Mesembria, Nesebar Bulgaria today, was a Doric settlement on a Black Sea island just off mainland Thrace. Thrace was invaded by the Galatians in 279 B.C. Only the wealthy coastal cities, including Mesembria, withstood their attacks. Following that chaos, rule of Thrace was divided between many tribes. Philip V, 221 – 179 B.C., tried to regain control of the area for the Macedonian Kingdom, but his success was limited and short lived. Mesembria was taken by Mithradates VI in the First Mithradatic War and surrendered to Rome in 71 B.C. The city struck Alexandrine tetradrachms as early as 275 B.C., more than 50 years after Alexander’s death, and probably issued the very last Alexandrine tetradrachms struck anywhere, possibly under Roman rule as late as 65 B.C.
The early Macedonian kingdom did not have sufficient access to mines to be able to mass-produce influential coinage. However, when Philip II rose to power in 359 BCE, he recognized the importance of mining and prioritized the acquisition of metals in his early conquests.
After defeating Amphipolis and Crenides, Philip was able to secure a consistent annual supply of nearly 30 metric tonnes of precious metal, striking them into new, iconic coinage. This production volume made Philip’s coins immensely popular throughout the world.
His son, Alexander the Great, continued Philip’s coinage and improved upon it, refocusing the silver mintage on a tetradrachm based on the Athenian weight standard that could be used easily throughout Greece. For more than two hundred years, Alexander the Great Tetradrachms would be minted at a prolific rate, sourced from his father’s mines in Thrace and Macedonia as well as the new bullion Alexander received when he conquered the Persians.
A single coin represented approximately four day’s pay for a common laborer, so Alexander also minted bronze coinage for small transactions in local markets. However, Alexander the Great Tetradrachms were the most famous of his denominations, becoming one of the staple coins of the Greek world through their use in substantial purchases, international trade, and for mercenary payments.
Bust of Herakles right, wearing Nemean Lion skin, scalp over head, forepaws tied at neck

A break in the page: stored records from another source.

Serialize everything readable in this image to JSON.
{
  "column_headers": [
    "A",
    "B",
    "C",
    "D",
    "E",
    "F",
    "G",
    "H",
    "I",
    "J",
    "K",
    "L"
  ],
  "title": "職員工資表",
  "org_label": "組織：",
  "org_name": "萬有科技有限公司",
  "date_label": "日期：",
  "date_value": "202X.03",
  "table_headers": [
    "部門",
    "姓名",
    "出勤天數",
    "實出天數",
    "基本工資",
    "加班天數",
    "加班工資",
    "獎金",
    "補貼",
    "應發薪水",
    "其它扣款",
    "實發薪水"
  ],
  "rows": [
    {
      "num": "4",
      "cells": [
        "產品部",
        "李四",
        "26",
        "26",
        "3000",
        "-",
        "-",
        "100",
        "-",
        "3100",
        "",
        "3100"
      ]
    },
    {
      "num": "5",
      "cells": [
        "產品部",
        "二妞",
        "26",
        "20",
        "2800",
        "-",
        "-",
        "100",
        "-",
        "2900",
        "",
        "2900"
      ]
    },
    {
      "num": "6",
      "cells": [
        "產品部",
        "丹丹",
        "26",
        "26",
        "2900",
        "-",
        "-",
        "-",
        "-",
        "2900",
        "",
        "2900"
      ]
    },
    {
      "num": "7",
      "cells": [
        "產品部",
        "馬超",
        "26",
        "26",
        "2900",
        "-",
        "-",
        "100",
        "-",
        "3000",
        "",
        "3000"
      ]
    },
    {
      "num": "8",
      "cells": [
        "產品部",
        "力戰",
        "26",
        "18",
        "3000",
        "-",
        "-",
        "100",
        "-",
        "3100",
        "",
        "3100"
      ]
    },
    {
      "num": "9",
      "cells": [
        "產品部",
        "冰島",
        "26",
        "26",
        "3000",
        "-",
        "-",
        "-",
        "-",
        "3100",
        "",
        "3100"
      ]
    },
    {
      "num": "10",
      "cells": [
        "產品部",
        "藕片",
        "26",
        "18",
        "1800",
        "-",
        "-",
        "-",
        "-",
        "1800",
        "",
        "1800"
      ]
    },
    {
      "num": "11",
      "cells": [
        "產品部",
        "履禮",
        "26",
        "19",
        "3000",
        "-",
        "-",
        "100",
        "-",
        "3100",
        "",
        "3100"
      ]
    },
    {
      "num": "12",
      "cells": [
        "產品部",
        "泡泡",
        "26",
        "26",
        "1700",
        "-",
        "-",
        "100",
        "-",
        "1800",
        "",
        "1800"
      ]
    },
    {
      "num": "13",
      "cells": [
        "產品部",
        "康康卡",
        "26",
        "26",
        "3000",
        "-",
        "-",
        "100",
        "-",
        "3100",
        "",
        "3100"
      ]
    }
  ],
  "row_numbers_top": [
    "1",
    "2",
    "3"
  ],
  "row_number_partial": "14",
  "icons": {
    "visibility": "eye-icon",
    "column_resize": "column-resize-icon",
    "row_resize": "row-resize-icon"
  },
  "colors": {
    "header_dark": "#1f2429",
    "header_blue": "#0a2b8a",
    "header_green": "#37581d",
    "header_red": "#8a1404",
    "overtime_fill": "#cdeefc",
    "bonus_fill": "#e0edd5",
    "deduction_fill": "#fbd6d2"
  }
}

Zeus Aëtophoros seated left on throne, right leg drawn back, eagle in extended right hand, long scepter vertical behind in left hand; Corinthian helmet in left field, ΔΙ under it, BY below throne
A perfect choice for Numismatists, Historians, Military Veterans, Collectors.